_Stored records:_
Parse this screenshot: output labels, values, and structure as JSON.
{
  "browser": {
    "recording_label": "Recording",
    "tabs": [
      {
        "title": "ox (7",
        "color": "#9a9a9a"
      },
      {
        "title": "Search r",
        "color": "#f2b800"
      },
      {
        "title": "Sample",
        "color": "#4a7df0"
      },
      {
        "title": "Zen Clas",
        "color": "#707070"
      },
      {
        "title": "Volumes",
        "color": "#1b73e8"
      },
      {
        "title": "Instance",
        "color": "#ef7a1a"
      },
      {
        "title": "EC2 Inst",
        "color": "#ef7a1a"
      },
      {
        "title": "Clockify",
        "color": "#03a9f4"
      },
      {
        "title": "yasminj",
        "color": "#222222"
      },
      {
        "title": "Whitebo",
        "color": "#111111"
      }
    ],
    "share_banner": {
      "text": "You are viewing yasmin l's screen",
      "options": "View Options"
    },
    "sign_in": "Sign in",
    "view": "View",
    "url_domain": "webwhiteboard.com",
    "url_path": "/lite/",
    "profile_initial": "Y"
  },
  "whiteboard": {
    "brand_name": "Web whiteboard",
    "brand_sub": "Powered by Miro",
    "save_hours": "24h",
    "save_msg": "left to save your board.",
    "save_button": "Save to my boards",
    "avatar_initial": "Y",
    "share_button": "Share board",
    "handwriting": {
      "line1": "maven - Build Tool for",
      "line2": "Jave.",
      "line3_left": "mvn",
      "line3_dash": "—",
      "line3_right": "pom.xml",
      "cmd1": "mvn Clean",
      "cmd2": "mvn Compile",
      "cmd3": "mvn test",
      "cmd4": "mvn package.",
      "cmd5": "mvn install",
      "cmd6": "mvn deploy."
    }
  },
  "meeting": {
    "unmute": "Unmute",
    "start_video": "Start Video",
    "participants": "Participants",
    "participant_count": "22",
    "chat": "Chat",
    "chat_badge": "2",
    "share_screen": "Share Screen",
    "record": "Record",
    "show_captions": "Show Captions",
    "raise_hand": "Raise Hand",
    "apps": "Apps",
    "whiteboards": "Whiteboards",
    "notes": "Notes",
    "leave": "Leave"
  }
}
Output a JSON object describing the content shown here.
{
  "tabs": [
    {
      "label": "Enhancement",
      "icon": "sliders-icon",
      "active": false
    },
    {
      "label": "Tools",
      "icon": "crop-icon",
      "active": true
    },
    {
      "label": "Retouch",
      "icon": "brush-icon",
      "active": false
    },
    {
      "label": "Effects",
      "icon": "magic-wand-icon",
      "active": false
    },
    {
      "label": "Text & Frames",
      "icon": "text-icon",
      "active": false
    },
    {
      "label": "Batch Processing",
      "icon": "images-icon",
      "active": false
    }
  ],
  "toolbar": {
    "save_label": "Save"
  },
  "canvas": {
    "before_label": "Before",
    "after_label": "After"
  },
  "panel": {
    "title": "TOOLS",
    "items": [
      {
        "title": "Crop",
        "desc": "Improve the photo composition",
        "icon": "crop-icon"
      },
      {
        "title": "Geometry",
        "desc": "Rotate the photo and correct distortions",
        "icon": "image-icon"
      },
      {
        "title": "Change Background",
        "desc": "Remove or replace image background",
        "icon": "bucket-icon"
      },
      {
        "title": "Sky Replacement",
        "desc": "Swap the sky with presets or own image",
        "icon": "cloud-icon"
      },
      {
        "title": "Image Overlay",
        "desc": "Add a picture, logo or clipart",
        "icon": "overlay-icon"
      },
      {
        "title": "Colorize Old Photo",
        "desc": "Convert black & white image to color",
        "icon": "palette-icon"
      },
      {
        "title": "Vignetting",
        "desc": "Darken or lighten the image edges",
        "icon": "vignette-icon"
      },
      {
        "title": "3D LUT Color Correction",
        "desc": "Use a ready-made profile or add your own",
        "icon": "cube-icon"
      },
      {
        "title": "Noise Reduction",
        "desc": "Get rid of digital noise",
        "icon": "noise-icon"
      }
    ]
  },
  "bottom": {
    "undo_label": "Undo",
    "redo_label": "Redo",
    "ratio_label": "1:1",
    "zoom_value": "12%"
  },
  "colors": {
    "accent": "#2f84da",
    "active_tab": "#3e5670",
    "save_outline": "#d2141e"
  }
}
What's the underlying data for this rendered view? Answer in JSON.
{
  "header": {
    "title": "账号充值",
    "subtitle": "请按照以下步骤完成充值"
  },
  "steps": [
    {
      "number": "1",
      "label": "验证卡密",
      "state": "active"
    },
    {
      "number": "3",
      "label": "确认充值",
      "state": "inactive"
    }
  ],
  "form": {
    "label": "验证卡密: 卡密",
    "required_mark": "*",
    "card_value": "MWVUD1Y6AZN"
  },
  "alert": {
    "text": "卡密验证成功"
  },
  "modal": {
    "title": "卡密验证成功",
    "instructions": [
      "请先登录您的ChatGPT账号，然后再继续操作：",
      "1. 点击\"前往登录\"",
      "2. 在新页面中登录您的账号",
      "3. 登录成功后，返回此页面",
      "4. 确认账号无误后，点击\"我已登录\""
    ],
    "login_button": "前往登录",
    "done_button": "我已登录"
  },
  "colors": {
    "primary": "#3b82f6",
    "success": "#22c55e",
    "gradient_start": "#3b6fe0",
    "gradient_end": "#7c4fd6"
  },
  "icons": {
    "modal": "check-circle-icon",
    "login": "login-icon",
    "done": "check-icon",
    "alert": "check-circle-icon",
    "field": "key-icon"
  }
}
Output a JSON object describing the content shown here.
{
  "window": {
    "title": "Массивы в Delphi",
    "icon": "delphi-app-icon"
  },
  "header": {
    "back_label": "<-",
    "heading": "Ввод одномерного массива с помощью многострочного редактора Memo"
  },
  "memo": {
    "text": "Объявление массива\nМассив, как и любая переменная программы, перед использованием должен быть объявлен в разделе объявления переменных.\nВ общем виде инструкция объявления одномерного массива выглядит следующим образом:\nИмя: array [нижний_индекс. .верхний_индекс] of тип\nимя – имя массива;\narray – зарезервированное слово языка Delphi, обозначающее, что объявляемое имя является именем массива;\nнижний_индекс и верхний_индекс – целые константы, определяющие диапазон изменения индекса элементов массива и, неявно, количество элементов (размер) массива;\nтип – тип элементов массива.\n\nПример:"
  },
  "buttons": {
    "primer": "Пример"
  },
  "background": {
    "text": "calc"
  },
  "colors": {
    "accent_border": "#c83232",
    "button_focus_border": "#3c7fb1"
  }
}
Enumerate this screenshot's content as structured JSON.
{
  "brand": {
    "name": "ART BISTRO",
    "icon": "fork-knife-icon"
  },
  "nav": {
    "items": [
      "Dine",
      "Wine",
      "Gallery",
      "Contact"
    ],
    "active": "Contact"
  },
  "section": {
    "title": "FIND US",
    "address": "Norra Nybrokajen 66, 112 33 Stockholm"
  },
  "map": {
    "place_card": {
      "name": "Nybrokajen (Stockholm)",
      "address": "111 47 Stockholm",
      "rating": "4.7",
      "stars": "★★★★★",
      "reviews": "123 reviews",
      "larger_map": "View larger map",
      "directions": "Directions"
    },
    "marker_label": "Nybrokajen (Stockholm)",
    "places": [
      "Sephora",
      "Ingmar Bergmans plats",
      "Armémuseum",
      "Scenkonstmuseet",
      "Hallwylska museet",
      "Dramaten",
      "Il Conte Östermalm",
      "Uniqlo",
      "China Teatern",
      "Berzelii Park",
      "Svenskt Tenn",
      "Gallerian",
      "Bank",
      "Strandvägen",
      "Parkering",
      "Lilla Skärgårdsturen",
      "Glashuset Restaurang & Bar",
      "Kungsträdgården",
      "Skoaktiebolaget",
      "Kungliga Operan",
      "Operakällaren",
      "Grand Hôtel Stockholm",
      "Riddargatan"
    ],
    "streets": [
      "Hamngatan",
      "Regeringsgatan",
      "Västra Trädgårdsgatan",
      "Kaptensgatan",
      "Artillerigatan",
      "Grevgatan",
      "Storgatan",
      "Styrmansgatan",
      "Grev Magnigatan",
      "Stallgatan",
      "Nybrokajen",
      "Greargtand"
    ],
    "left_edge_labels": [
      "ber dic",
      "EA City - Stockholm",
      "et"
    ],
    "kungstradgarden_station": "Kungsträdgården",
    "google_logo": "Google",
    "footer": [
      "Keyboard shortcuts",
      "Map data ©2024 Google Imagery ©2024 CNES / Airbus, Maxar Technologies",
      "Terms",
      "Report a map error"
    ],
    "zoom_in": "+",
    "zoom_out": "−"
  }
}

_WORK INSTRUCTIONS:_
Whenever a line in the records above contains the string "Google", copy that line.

_RESPONSE BELOW:_
    "google_logo": "Google",
      "Map data ©2024 Google Imagery ©2024 CNES / Airbus, Maxar Technologies",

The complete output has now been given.